[Supplied records]
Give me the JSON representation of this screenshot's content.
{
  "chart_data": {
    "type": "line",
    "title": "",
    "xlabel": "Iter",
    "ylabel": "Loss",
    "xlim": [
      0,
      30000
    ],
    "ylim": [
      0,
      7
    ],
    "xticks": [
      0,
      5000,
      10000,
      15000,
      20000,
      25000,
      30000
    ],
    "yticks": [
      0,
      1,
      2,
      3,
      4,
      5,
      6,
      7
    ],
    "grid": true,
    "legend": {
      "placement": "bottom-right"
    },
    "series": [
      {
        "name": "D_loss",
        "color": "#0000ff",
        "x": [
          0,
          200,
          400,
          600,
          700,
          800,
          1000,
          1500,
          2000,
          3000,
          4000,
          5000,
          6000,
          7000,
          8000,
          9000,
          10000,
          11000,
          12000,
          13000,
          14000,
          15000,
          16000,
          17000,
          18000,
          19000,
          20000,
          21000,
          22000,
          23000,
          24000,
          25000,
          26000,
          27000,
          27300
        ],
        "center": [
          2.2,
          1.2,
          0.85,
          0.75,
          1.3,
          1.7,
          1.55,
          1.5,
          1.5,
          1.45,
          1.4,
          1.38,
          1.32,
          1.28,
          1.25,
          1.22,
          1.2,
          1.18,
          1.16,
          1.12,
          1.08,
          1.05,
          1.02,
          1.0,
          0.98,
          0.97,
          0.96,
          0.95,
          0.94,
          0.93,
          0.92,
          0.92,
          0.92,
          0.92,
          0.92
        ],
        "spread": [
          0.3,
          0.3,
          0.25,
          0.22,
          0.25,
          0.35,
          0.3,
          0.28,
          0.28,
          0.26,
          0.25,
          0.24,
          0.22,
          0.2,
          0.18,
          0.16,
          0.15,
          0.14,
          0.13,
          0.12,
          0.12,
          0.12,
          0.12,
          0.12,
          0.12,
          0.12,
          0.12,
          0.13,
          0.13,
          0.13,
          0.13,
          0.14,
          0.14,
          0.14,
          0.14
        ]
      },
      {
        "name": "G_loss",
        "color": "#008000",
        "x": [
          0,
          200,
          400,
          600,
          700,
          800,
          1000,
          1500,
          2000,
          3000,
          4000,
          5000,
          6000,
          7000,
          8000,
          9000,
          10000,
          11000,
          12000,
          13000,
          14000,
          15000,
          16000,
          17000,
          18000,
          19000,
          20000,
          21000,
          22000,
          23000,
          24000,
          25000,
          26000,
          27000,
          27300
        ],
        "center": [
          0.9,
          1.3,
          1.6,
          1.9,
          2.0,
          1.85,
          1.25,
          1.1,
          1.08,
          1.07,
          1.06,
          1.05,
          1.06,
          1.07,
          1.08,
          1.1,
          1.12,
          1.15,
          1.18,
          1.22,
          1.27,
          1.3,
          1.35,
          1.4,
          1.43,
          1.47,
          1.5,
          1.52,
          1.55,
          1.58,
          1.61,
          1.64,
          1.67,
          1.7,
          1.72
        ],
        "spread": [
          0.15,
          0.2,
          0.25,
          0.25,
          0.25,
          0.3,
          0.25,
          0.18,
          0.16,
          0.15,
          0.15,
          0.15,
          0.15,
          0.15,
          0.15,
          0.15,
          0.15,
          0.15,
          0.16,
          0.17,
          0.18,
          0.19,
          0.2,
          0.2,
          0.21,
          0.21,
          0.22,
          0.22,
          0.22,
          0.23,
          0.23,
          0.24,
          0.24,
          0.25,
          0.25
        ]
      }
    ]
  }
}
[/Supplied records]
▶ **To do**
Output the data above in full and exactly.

▶ **Task response**
Give me the JSON representation of this screenshot's content.
{
  "chart_data": {
    "type": "line",
    "title": "",
    "xlabel": "Iter",
    "ylabel": "Loss",
    "xlim": [
      0,
      30000
    ],
    "ylim": [
      0,
      7
    ],
    "xticks": [
      0,
      5000,
      10000,
      15000,
      20000,
      25000,
      30000
    ],
    "yticks": [
      0,
      1,
      2,
      3,
      4,
      5,
      6,
      7
    ],
    "grid": true,
    "legend": {
      "placement": "bottom-right"
    },
    "series": [
      {
        "name": "D_loss",
        "color": "#0000ff",
        "x": [
          0,
          200,
          400,
          600,
          700,
          800,
          1000,
          1500,
          2000,
          3000,
          4000,
          5000,
          6000,
          7000,
          8000,
          9000,
          10000,
          11000,
          12000,
          13000,
          14000,
          15000,
          16000,
          17000,
          18000,
          19000,
          20000,
          21000,
          22000,
          23000,
          24000,
          25000,
          26000,
          27000,
          27300
        ],
        "center": [
          2.2,
          1.2,
          0.85,
          0.75,
          1.3,
          1.7,
          1.55,
          1.5,
          1.5,
          1.45,
          1.4,
          1.38,
          1.32,
          1.28,
          1.25,
          1.22,
          1.2,
          1.18,
          1.16,
          1.12,
          1.08,
          1.05,
          1.02,
          1.0,
          0.98,
          0.97,
          0.96,
          0.95,
          0.94,
          0.93,
          0.92,
          0.92,
          0.92,
          0.92,
          0.92
        ],
        "spread": [
          0.3,
          0.3,
          0.25,
          0.22,
          0.25,
          0.35,
          0.3,
          0.28,
          0.28,
          0.26,
          0.25,
          0.24,
          0.22,
          0.2,
          0.18,
          0.16,
          0.15,
          0.14,
          0.13,
          0.12,
          0.12,
          0.12,
          0.12,
          0.12,
          0.12,
          0.12,
          0.12,
          0.13,
          0.13,
          0.13,
          0.13,
          0.14,
          0.14,
          0.14,
          0.14
        ]
      },
      {
        "name": "G_loss",
        "color": "#008000",
        "x": [
          0,
          200,
          400,
          600,
          700,
          800,
          1000,
          1500,
          2000,
          3000,
          4000,
          5000,
          6000,
          7000,
          8000,
          9000,
          10000,
          11000,
          12000,
          13000,
          14000,
          15000,
          16000,
          17000,
          18000,
          19000,
          20000,
          21000,
          22000,
          23000,
          24000,
          25000,
          26000,
          27000,
          27300
        ],
        "center": [
          0.9,
          1.3,
          1.6,
          1.9,
          2.0,
          1.85,
          1.25,
          1.1,
          1.08,
          1.07,
          1.06,
          1.05,
          1.06,
          1.07,
          1.08,
          1.1,
          1.12,
          1.15,
          1.18,
          1.22,
          1.27,
          1.3,
          1.35,
          1.4,
          1.43,
          1.47,
          1.5,
          1.52,
          1.55,
          1.58,
          1.61,
          1.64,
          1.67,
          1.7,
          1.72
        ],
        "spread": [
          0.15,
          0.2,
          0.25,
          0.25,
          0.25,
          0.3,
          0.25,
          0.18,
          0.16,
          0.15,
          0.15,
          0.15,
          0.15,
          0.15,
          0.15,
          0.15,
          0.15,
          0.15,
          0.16,
          0.17,
          0.18,
          0.19,
          0.2,
          0.2,
          0.21,
          0.21,
          0.22,
          0.22,
          0.22,
          0.23,
          0.23,
          0.24,
          0.24,
          0.25,
          0.25
        ]
      }
    ]
  }
}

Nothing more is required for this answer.